Coding that Brings Interactive Experiences to Reality

Course Teaches Fundamentals of Programming Through Creativity, Self-Expression

A new course at Kent State University is exploring the expressive side of coding — coding that entertains, advocates and informs, and also fosters personal and artistic expression.

Offered in the School of Emerging Media and Technology (EMAT), Creative Coding is a hands-on course in which students learn the fundamentals of computer programming through play, self-expression and creativity — ways of learning that are accessible to multiple majors across the university. No prior coding experience is needed.

“Creative Coding is EMAT’s introduction to the fundamentals of programming using Javascript,” said EMAT Director Michael Beam. “In the class, students learn to use code to bring creative designs and interactive experiences into reality. This approach offers an accessible introduction to the fundamentals of development and creative design for students who are new to programming or using code for design. Creative Coding reflects the core values of our program, which explores the interdisciplinary spaces between technology, design, and media.”

Students in the Spring 2021 course have been developing technical skills using JavaScript and the open-source platform p5.js while creating interactive art, animations and simple games. They’ve also been exploring the way technology intersects with society through the lens of how artists and designers use computation to explore urgent social, political and environmental issues.

“Traditionally conceived, computer programming is functional: that is, it seeks to provide solutions to real-world problems,” said Assistant Professor Abraham Avnisan, who teaches the course. “Creative Coding, on the other hand, is expressive. It reimagines computation as a playful, creative medium that can be used in almost limitless ways for artistic and personal expression.”

The class can prepare students for career paths as a software developer, interaction designer and web developer.

View some of the students' recent work

Sophomore Visual Communication Design major Katie Carpenter is enrolled in Creative Coding, with the hope that tech-oriented classes will help her pursue her dream of becoming a visual information specialist for the FBI after graduation. She is also pursuing web development and user experience design minors. She says Creative Coding has helped her to see technology in new ways.

“My entire life I have seen technology as a way of communicating things through texts, posts, movies, etc. However, after taking the Creative Coding course, I have begun to see technology in a deeper sense,” she said. “(Now) I see it as communication through algorithms. Everything ... is defined by a set of rules, followed by a series of calculations, carried throughout the programs. Everything is intentional and very well thought out; if it wasn't, it simply wouldn't work.”

Communication Studies senior Britney Hargis wanted to develop more technical skills before graduating and looking for a job in media.

“A communication studies degree teaches a lot of soft skills like teamwork, conflict management and organization,” Hargis said. “By taking classes like Creative Coding, it lets COMM students develop and improve their ‘hard skills.’ It is important not only to understand how digital messages affect consumers but to understand how to actually create and design these messages myself.”

She added: “I think the idea of taking a coding course can sound intimidating.
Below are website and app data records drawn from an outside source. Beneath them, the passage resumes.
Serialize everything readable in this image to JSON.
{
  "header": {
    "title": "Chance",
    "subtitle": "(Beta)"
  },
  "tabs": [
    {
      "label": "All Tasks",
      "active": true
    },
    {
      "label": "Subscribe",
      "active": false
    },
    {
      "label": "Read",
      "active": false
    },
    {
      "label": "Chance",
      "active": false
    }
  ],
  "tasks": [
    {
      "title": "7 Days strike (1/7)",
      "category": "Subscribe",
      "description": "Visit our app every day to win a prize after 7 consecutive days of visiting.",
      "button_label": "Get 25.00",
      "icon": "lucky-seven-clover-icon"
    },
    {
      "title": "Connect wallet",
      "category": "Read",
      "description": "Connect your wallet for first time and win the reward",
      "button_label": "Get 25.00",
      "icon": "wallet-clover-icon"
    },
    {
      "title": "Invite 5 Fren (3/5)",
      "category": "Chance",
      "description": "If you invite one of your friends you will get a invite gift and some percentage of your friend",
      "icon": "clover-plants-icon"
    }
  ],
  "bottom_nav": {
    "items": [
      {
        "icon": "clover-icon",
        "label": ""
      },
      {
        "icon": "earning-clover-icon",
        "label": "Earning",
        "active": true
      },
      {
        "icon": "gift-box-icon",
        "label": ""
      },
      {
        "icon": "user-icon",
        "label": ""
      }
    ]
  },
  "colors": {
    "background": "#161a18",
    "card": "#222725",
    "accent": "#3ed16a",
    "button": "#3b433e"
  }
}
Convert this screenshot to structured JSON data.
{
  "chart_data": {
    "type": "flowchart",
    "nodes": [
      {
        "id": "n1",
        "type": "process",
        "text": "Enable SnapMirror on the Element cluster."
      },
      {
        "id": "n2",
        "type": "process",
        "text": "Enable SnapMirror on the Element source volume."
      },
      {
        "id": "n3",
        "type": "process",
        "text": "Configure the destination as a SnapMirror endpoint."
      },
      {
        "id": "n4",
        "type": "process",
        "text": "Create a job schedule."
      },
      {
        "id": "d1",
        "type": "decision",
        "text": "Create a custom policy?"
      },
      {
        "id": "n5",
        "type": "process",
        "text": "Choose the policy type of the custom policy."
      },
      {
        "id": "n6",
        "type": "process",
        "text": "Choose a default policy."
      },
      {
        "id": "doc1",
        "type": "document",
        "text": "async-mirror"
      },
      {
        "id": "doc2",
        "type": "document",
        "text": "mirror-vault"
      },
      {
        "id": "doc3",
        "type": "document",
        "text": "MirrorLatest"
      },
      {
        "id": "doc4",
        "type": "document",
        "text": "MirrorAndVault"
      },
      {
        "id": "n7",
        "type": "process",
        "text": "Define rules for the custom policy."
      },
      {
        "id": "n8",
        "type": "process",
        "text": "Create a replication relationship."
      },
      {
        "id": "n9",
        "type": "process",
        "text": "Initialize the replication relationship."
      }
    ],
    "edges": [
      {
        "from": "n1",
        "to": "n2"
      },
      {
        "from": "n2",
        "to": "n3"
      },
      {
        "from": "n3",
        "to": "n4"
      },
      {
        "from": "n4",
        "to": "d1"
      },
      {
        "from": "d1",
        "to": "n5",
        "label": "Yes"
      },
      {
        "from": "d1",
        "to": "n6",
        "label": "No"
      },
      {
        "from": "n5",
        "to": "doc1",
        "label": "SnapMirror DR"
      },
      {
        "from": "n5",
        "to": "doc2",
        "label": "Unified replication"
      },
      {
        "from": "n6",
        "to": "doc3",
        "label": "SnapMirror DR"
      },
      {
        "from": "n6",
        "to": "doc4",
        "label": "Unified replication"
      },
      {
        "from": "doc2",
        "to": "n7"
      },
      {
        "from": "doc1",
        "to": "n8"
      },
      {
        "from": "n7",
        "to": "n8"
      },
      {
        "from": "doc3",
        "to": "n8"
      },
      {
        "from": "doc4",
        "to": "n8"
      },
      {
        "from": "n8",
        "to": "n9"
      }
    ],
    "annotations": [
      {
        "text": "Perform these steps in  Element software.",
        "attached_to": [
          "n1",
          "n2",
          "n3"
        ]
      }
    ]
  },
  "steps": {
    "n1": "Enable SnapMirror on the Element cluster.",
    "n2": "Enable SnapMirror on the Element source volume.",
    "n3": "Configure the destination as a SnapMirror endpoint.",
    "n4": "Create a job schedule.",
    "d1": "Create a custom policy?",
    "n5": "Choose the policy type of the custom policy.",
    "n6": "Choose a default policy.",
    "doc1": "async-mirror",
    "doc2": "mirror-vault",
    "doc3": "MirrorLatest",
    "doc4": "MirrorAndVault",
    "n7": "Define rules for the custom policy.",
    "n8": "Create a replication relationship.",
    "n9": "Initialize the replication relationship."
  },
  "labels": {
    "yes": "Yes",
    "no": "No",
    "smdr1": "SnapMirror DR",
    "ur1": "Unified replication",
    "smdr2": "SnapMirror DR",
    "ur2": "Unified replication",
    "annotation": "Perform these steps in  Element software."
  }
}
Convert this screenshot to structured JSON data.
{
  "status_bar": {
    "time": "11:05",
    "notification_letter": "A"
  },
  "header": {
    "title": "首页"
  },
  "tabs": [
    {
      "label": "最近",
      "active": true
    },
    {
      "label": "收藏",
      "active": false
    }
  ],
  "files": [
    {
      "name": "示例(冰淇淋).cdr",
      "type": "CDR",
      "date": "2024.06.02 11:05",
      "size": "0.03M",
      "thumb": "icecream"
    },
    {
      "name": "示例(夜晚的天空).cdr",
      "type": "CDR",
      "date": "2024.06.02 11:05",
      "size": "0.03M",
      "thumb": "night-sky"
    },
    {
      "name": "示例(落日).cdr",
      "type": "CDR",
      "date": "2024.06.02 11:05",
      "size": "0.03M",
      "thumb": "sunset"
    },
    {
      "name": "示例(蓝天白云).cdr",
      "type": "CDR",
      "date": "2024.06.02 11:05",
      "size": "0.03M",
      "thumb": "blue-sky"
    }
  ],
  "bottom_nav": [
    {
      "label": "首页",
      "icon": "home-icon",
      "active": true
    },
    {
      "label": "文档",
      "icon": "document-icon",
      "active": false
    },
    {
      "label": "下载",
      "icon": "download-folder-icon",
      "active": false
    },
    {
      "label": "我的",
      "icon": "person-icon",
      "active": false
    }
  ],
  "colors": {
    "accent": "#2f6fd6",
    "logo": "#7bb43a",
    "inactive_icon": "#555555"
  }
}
Coding is sometimes seen as something that only computer science students would take. However, I think this is a perfect medium for someone that has an interest in learning more computer skills or that wants a more artistic class in their schedule.”
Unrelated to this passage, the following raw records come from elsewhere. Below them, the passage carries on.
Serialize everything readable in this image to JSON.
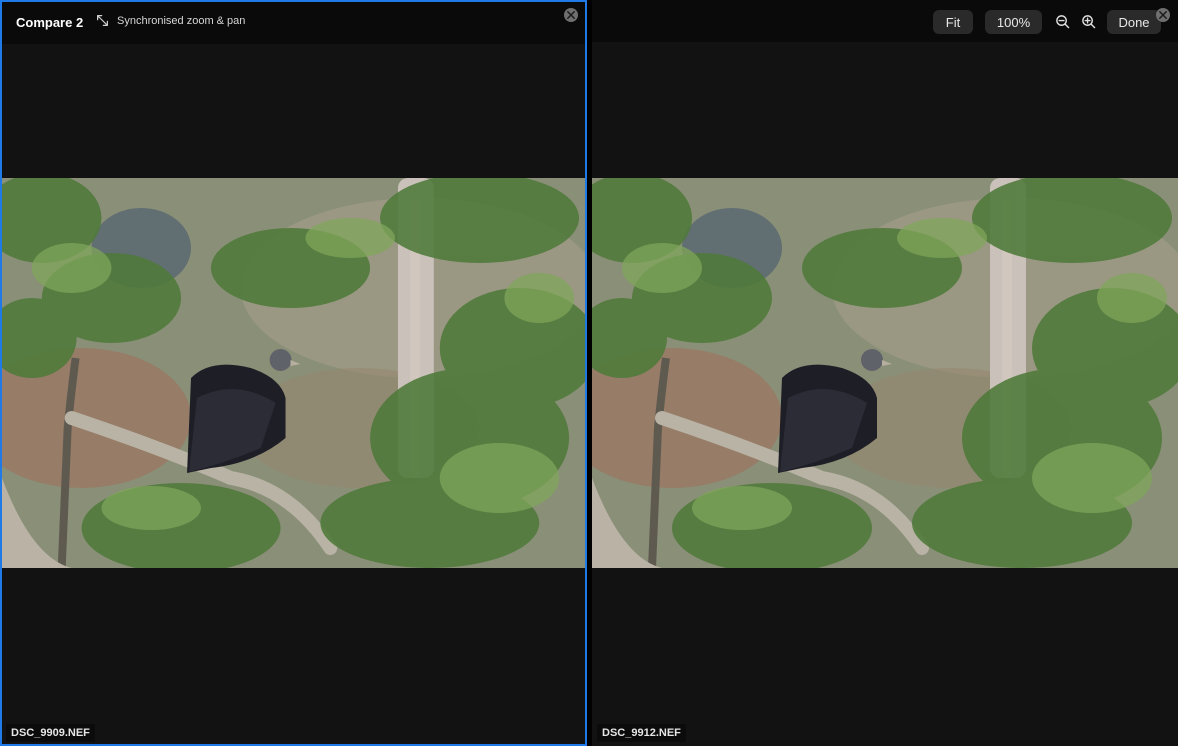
{
  "compare": {
    "title": "Compare 2",
    "sync_label": "Synchronised zoom & pan"
  },
  "toolbar": {
    "fit_label": "Fit",
    "zoom_level": "100%",
    "done_label": "Done"
  },
  "panes": [
    {
      "filename": "DSC_9909.NEF",
      "selected": true
    },
    {
      "filename": "DSC_9912.NEF",
      "selected": false
    }
  ],
  "colors": {
    "accent": "#1f7ae8",
    "background": "#121212",
    "toolbar_button": "#2a2a2a"
  },
  "icons": [
    "sync-zoom-icon",
    "close-icon",
    "zoom-out-icon",
    "zoom-in-icon"
  ]
}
And for computer science students like senior Joshua Behler, studying code in a creative way has, “helped me figure out problems I have had in my normal coding through more creative, outside of the box ways.”
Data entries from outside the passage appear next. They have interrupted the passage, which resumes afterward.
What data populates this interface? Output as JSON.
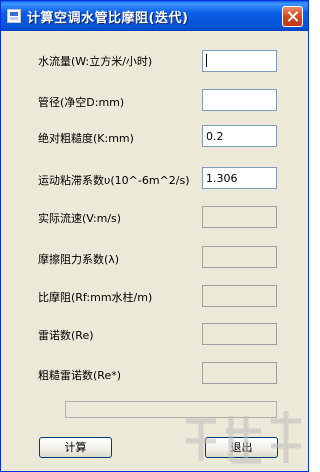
{
  "window": {
    "title": "计算空调水管比摩阻(迭代)"
  },
  "fields": [
    {
      "label": "水流量(W:立方米/小时)",
      "value": "",
      "editable": true
    },
    {
      "label": "管径(净空D:mm)",
      "value": "",
      "editable": true
    },
    {
      "label": "绝对粗糙度(K:mm)",
      "value": "0.2",
      "editable": true
    },
    {
      "label": "运动粘滞系数υ(10^-6m^2/s)",
      "value": "1.306",
      "editable": true
    },
    {
      "label": "实际流速(V:m/s)",
      "value": "",
      "editable": false
    },
    {
      "label": "摩擦阻力系数(λ)",
      "value": "",
      "editable": false
    },
    {
      "label": "比摩阻(Rf:mm水柱/m)",
      "value": "",
      "editable": false
    },
    {
      "label": "雷诺数(Re)",
      "value": "",
      "editable": false
    },
    {
      "label": "粗糙雷诺数(Re*)",
      "value": "",
      "editable": false
    }
  ],
  "progress": {
    "value": 0
  },
  "buttons": {
    "calculate": "计算",
    "exit": "退出"
  },
  "colors": {
    "titlebar": "#0a5ee6",
    "window_bg": "#ece9d8",
    "close": "#d0461f"
  }
}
“The biggest takeaway I have had is that coding has an effect on people greater than just being a utility or entertainment,” Behler said. “It can also represent life and really anything else that humans interact with, and that makes it a universal communication tool.”

Creative Coding is offered through the School of Emerging Media and Technology, within the College of Communication and Information (CCI) at Kent State. It is open to students of all majors; there is no prerequisite. Honors sections are available, and CCI students are encouraged to consider the course as part of their CCI Core.

POSTED: Thursday, March 25, 2021 - 12:29pm
UPDATED: Wednesday, May 12, 2021 - 9:49am